WHAT THE TASK REQUIRES >>
Each entry should be printed exactly, with its images omitted.

SUPPLIED DATA >>

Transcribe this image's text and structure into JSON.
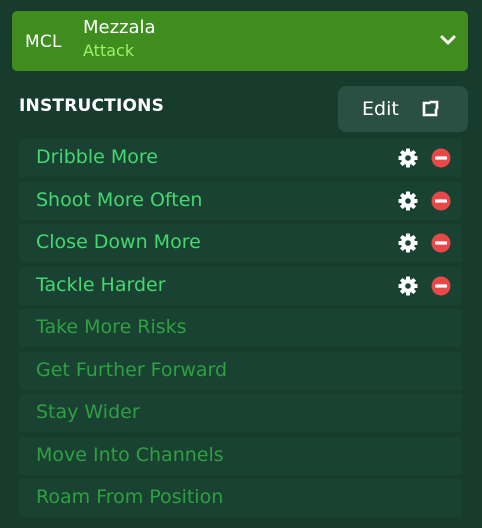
{
  "role": {
    "position": "MCL",
    "name": "Mezzala",
    "duty": "Attack",
    "dropdown_icon": "chevron-down-icon"
  },
  "instructions": {
    "title": "INSTRUCTIONS",
    "edit_label": "Edit",
    "edit_icon": "expand-icon",
    "items": [
      {
        "label": "Dribble More",
        "active": true
      },
      {
        "label": "Shoot More Often",
        "active": true
      },
      {
        "label": "Close Down More",
        "active": true
      },
      {
        "label": "Tackle Harder",
        "active": true
      },
      {
        "label": "Take More Risks",
        "active": false
      },
      {
        "label": "Get Further Forward",
        "active": false
      },
      {
        "label": "Stay Wider",
        "active": false
      },
      {
        "label": "Move Into Channels",
        "active": false
      },
      {
        "label": "Roam From Position",
        "active": false
      }
    ]
  },
  "colors": {
    "background": "#173c2d",
    "role_bar": "#3f8d1f",
    "duty_text": "#9ef264",
    "active_instruction": "#44d870",
    "inactive_instruction": "#2da141",
    "remove_icon": "#e84848"
  }
}
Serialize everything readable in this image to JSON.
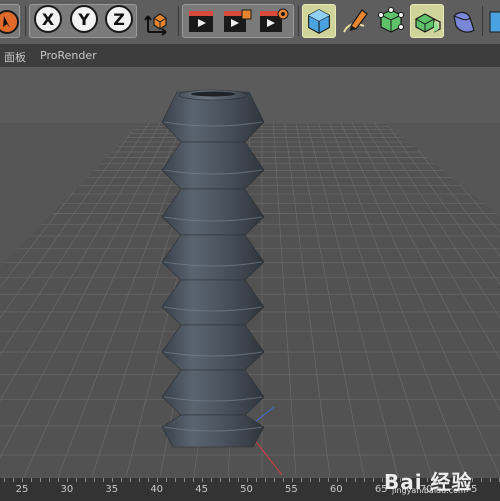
{
  "toolbar": {
    "axis_buttons": [
      {
        "label": "X",
        "name": "x-axis-lock-button"
      },
      {
        "label": "Y",
        "name": "y-axis-lock-button"
      },
      {
        "label": "Z",
        "name": "z-axis-lock-button"
      }
    ],
    "icons": [
      "move-icon",
      "coordinate-system-icon",
      "render-view-icon",
      "render-to-picture-viewer-icon",
      "render-settings-icon",
      "cube-icon",
      "pen-icon",
      "subdivision-surface-icon",
      "array-icon",
      "deformer-icon"
    ]
  },
  "menubar": {
    "items": [
      "面板",
      "ProRender"
    ]
  },
  "timeline": {
    "ticks": [
      "25",
      "30",
      "35",
      "40",
      "45",
      "50",
      "55",
      "60",
      "65",
      "70",
      "75"
    ]
  },
  "watermark": {
    "brand": "Bai 经验",
    "url": "jingyan.baidu.com"
  },
  "colors": {
    "toolbar_bg": "#5e5e5e",
    "viewport_bg": "#4a4a4a",
    "object_color": "#4f5862",
    "active_button": "#cfd49a"
  }
}
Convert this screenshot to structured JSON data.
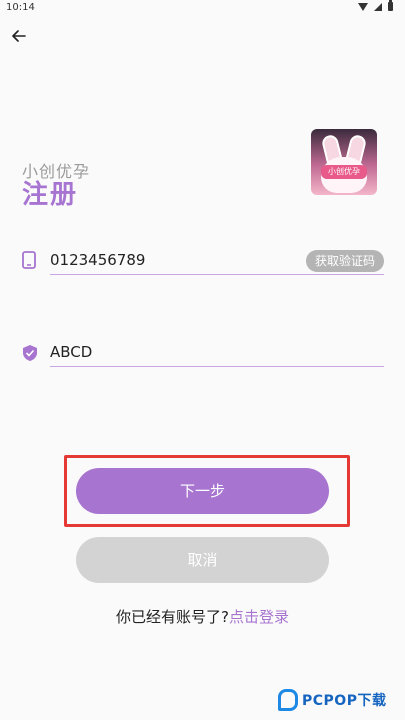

RESULT >>
Transcribe this image's text and structure into JSON.
{
  "role": {
    "position": "MCL",
    "name": "Mezzala",
    "duty": "Attack",
    "dropdown_icon": "chevron-down-icon"
  },
  "instructions": {
    "title": "INSTRUCTIONS",
    "edit_label": "Edit",
    "edit_icon": "expand-icon",
    "items": [
      {
        "label": "Dribble More",
        "active": true
      },
      {
        "label": "Shoot More Often",
        "active": true
      },
      {
        "label": "Close Down More",
        "active": true
      },
      {
        "label": "Tackle Harder",
        "active": true
      },
      {
        "label": "Take More Risks",
        "active": false
      },
      {
        "label": "Get Further Forward",
        "active": false
      },
      {
        "label": "Stay Wider",
        "active": false
      },
      {
        "label": "Move Into Channels",
        "active": false
      },
      {
        "label": "Roam From Position",
        "active": false
      }
    ]
  },
  "colors": {
    "background": "#173c2d",
    "role_bar": "#3f8d1f",
    "duty_text": "#9ef264",
    "active_instruction": "#44d870",
    "inactive_instruction": "#2da141",
    "remove_icon": "#e84848"
  }
}
Serialize everything readable in this image to JSON.
{
  "toolbar": {
    "axis_buttons": [
      {
        "label": "X",
        "name": "x-axis-lock-button"
      },
      {
        "label": "Y",
        "name": "y-axis-lock-button"
      },
      {
        "label": "Z",
        "name": "z-axis-lock-button"
      }
    ],
    "icons": [
      "move-icon",
      "coordinate-system-icon",
      "render-view-icon",
      "render-to-picture-viewer-icon",
      "render-settings-icon",
      "cube-icon",
      "pen-icon",
      "subdivision-surface-icon",
      "array-icon",
      "deformer-icon"
    ]
  },
  "menubar": {
    "items": [
      "面板",
      "ProRender"
    ]
  },
  "timeline": {
    "ticks": [
      "25",
      "30",
      "35",
      "40",
      "45",
      "50",
      "55",
      "60",
      "65",
      "70",
      "75"
    ]
  },
  "watermark": {
    "brand": "Bai 经验",
    "url": "jingyan.baidu.com"
  },
  "colors": {
    "toolbar_bg": "#5e5e5e",
    "viewport_bg": "#4a4a4a",
    "object_color": "#4f5862",
    "active_button": "#cfd49a"
  }
}
Convert this screenshot to structured JSON data.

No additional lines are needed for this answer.